But even in the dog days of August, the true commerce of the forums was teachers talking about teaching. I could point to a thousand examples of teachers preparing for the new term with palpable enthusiasm.
Anyone out there not facing the new term with palpable enthusiasm might do worse than immerse themselves in the Early Years forum, but please leave your world-weariness at the door. Conversation here is purposeful, and - more often than not - cheerful with it.
One Year 1 teacher needed ideas for decorating a pretend doctor's surgery for role play. Ideas flooded in, including this: "Why don't you wait until the kids are back and get them to do labels and posters. It will mean much more to them if they are allowed to have a part in it."
"Good idea... why didn't I think of that (I must be panicking!)" Still on the role play theme, another poster was planning to get his Year 1s to become mini estate agents, and again was after ideas.
In came Nomad: "You will need some double-breasted suits and a couple of flashy cars - BMWs for authenticity - and teach the kids using the role play area to be a corrupt bunch of fawning liars."
Another group were bursting with ideas for variations on the theme of teddy-in-a-rucksack, an already popular way of gently introducing young children to the idea of homework by sticking a soft toy into a bag with a journal, giving it to a different child each week, and letting them (and often their parents too) get on with it.
Sarxx72 wondered, "Has anyone used soft toys other than a teddy bear?"
They had. Vikstar had just bought a lovely little dog from Tesco for under pound;1. "I'm going to make a drawstring bag for him out of some Shaun the Sheep curtains that I bought for pound;3 the other day!"
Psalm23 favoured a dragon, while twinklestar69, a nursery nurse, has had great success with her Clanger called Pinky.
"It really does help the children with language skills and listening... Pinky is battered-looking now, but nobody has lost her yet, probably because I am OTT when I hand her out of a Friday to be taken home."

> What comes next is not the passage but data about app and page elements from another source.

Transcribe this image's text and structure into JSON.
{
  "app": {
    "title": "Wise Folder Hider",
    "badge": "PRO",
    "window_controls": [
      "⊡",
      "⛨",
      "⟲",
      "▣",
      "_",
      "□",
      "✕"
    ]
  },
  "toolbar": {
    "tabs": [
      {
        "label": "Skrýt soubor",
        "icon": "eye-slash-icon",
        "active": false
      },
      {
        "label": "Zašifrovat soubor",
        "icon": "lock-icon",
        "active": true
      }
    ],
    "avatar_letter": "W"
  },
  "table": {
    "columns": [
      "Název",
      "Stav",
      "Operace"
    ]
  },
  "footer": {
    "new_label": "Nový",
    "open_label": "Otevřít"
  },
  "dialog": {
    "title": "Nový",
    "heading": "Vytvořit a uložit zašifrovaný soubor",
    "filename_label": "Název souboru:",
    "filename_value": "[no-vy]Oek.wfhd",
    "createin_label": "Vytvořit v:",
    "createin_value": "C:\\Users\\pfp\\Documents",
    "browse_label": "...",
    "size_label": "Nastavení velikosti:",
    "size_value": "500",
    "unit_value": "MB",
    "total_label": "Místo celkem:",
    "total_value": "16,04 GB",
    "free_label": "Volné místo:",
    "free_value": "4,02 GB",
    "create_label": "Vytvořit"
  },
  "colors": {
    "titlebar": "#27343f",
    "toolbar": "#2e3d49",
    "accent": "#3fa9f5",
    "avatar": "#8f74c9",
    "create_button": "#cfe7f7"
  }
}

Well, if you want to give this a try, apparently Matalan do a great Humphrey Bear for pound;1: at that price, as minimo noted, "you could buy several just in case one goes walkabouts".
Bill Hicks is editor of the TES website. www.tes.co.ukstaffroom